What Kind of Credit Card Is Right for You?
Credit cards are surprisingly powerful. Not only do they allow you to purchase all kinds of goods and services, but they can also help you manage debt, build your credit, and pay for your next vacation. But knowing what kind of credit card is right for you can be challenging - especially when there are so many credit card options on the market.
While a card that lets you rack up travel points when you shop may sound tempting, look beyond the advertised bonuses to decide which one best suits your needs. If you're only beginning to build credit, you might want to start with a more basic card before diving into the world of travel points and their accompanying card fees. Let's take a closer look at what kind of credit card user you are and how to best maximize your cards' usefulness.
Are You Carrying a Balance?
If you're trying to build credit or use new cards to manage existing debt, a zero percent interest credit card may be the right choice for you:
- Zero Percent Interest Credit Card: If you're looking to lower your monthly payments, many lenders will offer cards with a zero percent interest introductory promotion. For the first 12 or 15 months, you may not have to pay any interest on purchases or balance transfers. The latter is what you want to pay attention to if you're looking for a way to better manage your debt. By transferring an existing credit card balance to your new zero interest account, you get a break from the burden of monthly interest. But remember that once the promotional period expires, interest will kick in on that account, too. Make sure to read the fine print on what that interest rate will be, and use that buffer period to either pay off the debt or come up with a long-term strategy for coping with it.
Are You Paying Your Credit Card in Full?
If you pay your balance in full most months, you may benefit from a rewards-earning account. Take a look at some of your spending habits and then consider finding a card that will reward where you spend the most. Here are a couple of options depending on whether you're spending more on travel, groceries, or general spending.
- Travel Reward Cards: Travel reward cards can provide great benefits for people who jet around the country several times a year.
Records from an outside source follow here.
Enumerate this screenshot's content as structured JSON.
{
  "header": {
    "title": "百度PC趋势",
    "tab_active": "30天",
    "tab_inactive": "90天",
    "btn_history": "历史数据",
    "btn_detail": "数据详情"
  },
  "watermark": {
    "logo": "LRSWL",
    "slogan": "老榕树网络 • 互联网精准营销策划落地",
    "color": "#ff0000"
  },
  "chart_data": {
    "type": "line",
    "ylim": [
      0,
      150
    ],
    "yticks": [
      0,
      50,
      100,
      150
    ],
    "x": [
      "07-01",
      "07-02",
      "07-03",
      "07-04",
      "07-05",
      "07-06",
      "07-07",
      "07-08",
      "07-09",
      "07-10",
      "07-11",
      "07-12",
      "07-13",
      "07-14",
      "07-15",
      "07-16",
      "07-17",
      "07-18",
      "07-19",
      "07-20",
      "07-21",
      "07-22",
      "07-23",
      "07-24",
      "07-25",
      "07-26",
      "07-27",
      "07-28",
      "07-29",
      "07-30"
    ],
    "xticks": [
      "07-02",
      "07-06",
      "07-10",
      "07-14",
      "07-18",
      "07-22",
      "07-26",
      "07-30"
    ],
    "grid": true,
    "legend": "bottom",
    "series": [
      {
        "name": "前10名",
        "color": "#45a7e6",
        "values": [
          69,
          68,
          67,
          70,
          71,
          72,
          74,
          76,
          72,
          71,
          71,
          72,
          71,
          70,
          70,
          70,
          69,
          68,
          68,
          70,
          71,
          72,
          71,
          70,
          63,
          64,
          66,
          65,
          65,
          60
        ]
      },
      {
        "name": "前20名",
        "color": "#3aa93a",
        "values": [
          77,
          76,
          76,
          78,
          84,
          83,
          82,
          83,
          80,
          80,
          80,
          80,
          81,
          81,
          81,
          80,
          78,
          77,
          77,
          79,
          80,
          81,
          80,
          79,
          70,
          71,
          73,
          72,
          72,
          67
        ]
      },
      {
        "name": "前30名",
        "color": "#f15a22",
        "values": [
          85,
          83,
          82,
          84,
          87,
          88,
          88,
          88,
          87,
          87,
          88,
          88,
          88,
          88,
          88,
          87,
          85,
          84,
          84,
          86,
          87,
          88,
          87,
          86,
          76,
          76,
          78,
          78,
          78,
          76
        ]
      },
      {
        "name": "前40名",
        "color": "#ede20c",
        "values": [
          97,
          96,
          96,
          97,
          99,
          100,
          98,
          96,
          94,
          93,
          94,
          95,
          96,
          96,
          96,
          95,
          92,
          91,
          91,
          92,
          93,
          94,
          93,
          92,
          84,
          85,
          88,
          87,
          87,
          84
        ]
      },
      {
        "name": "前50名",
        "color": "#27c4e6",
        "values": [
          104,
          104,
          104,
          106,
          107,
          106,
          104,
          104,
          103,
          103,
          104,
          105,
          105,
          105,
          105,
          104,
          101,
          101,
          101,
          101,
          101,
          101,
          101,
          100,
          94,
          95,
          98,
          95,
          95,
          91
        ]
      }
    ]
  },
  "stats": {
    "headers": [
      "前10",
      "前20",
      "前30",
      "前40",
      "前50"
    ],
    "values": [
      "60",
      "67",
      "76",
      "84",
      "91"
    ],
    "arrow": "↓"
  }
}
Oftentimes, you'll earn double miles when you purchase flights and services through the airline affiliated with the card, allowing you to earn rewards that much faster. Before applying for a card, however, you'll want to decide which types of rewards are most valuable to you. Be sure to read through all of the associated benefits as well. Some cards come with additional perks, such as dining credits, and discounts at certain hotels and tourism properties - those details may sway your decisions. You'll also want to compare annual fees across account types.
- Grocery and Gas Station Credit Cards: If you're a frequent grocery buyer or have a long driving commute, you may be able to earn cash back rewards while loading up on provisions and gas. In many cases, traditional lenders provide far more favorable rates and rewards than you would find through the stores themselves. Some cards offer as much as 6 percent cash back on grocery purchases and 3 percent on gas. As with the travel reward cards, some accounts include extra perks such as cash bonuses for spending a certain amount within a particular period. You may also find that rewards cards include zero interest promotional periods - allowing you to combine debt management with travel and cash back benefits. Other cards allow you to earn 5 percent cash back at restaurants and wholesale clubs.
Keep in mind that if your spending is more on the general side, you may want to look into a cash back card. These cards typically assign points for every dollar spent or paid off on your card that you can then use to redeem for credit. You can then use that credit to help pay off your cards or finance future purchases.
How to Use Your Credit Cards Wisely
Credit cards can be incredibly helpful for achieving any number of financial goals. But if you're not careful, they can have the opposite effect. As a rule, it's best not to charge more than you could afford in cash. Whether you're using a secured credit card or airline miles card, ask yourself whether you'll be able to pay your bill in full when it arrives. If the answer is "no," reconsider the purchase.
Resist the urge to open several new accounts at once, no matter how enticing the rewards are. Opening too many accounts at once can negatively impact your credit score. You can achieve good credit hygiene by understanding your goals and habits. Knowing which credit card is right for you becomes much easier once you know yourself.